Update: some more discussion and a link to a podcast on this topic featuring Steve Coast, James Fee and me in this follow up post.

Jack Dangermond on GeoDesign

In my previous post on GeoDesign (and Shakespeare), I was curious about why (it seemed to me) ESRI was positioning design in GIS as something new. Their position was clarified by no less an authority than Jack Dangermond in the comments - I thought that Jack's thoughts deserved a new post of their own rather than being hidden away, so here they are ...
Thanks for noticing our efforts in GeoDesign and yes, you are certainly correct; the consideration of geographic factors as part of design is not new. Your personal efforts to develop engineering design tools while you were at Smallworld was not only good work but built on a long history of human thought and innovation in this area.

I suppose everyone sees design and design methodology differently as it relates to their background and experience.

In my case, I was first introduced to the efforts of Phillip Lewis and Ian McHarg in the 1960s. They both developed manual techniques for landscape planning involving plastic overlay maps. They used these overlays to describe constraints and opportunities presented by geography. These maps were typically used as the basis for "designing" open space and other land use plans.

Later, Carl Steinitz, a professor at Harvard, laid out a computer-based methodology using early GIS tools. His methods pioneered both computer suitability analysis and environmental impact modeling.

Today my colleagues and I are advancing these techniques by integrating a series of new tools and methods into our GIS software. We are also promoting the ideas that we need to more directly integrate geographic information into many forms of spatial design and decision making. While these techniques are certainly relevant for land use and natural resource planning, they also have enormous value for any type of geographic site selection, corridor planning, or area-wide planning efforts. In fact, they can be a benefit in most human activities which change geography.

The fundamental technology we have developed is not profound. It involves sketching on top of smart analytic maps and getting fast feedback. This technology, however, has to be complemented with a methodology involving the integration of geographic science and other layers with an interactive design process which allows users to sketch and get rapid feedback on the consequences of their alternative designs.

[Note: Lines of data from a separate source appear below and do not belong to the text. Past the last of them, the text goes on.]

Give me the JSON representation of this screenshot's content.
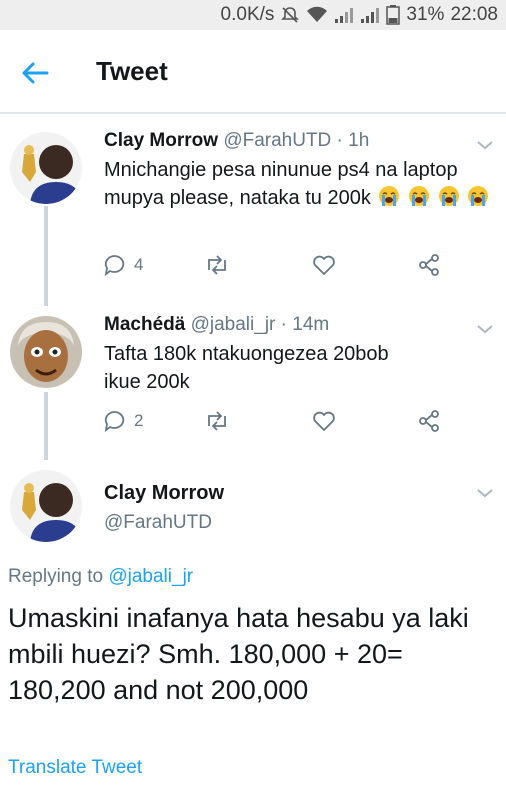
{
  "status_bar": {
    "speed": "0.0K/s",
    "battery": "31%",
    "time": "22:08",
    "icons": [
      "mute-icon",
      "wifi-icon",
      "signal-icon",
      "signal-icon",
      "battery-icon"
    ]
  },
  "header": {
    "title": "Tweet"
  },
  "thread": [
    {
      "name": "Clay Morrow",
      "handle_time": "@FarahUTD · 1h",
      "text": "Mnichangie pesa ninunue ps4 na laptop mupya please, nataka tu 200k",
      "emoji": "loudly-crying-face",
      "replies": "4"
    },
    {
      "name": "Machédä",
      "handle_time": "@jabali_jr · 14m",
      "text": "Tafta 180k ntakuongezea 20bob ikue 200k",
      "replies": "2"
    }
  ],
  "main_tweet": {
    "name": "Clay Morrow",
    "handle": "@FarahUTD",
    "replying_prefix": "Replying to ",
    "replying_to": "@jabali_jr",
    "text": "Umaskini inafanya hata hesabu ya laki mbili huezi? Smh. 180,000 + 20= 180,200 and not 200,000",
    "translate": "Translate Tweet"
  },
  "colors": {
    "accent": "#1da1f2",
    "muted": "#657786",
    "divider": "#e1e8ed"
  }
}
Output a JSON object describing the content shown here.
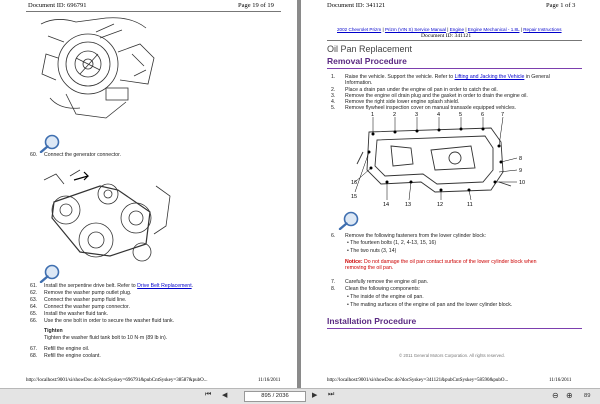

Our technology is being deployed in both desktop and server platforms. We believe that the Web Server technology is particularly interesting because when deployed on the Web, it promises to lead to a whole new way of collaborative and community based planning. Ultimately this platform promises to also provide very broad based access to users of all types. Who knows, a whole new world of "geodesigners" may emerge like neogeographers – people who participate in volunteer efforts to design a more sustainable world.

These ideas are not new. We are hoping our technical efforts and promotion of these ideas will lead to more integration of geographic thinking into all that we do; specifically that people who are responsible for changing our geography are fully aware of the consequences and implications of the changes as they are made.

This January we are having our first GeoDesign symposium in California. It is being co-sponsored by the University of California, the University of Redlands, and ESRI. There will be many academic and design firms participating. Presentations will be made on theory, technology and methodology associated with GeoDesign. We welcome participation by those interested in these ideas (see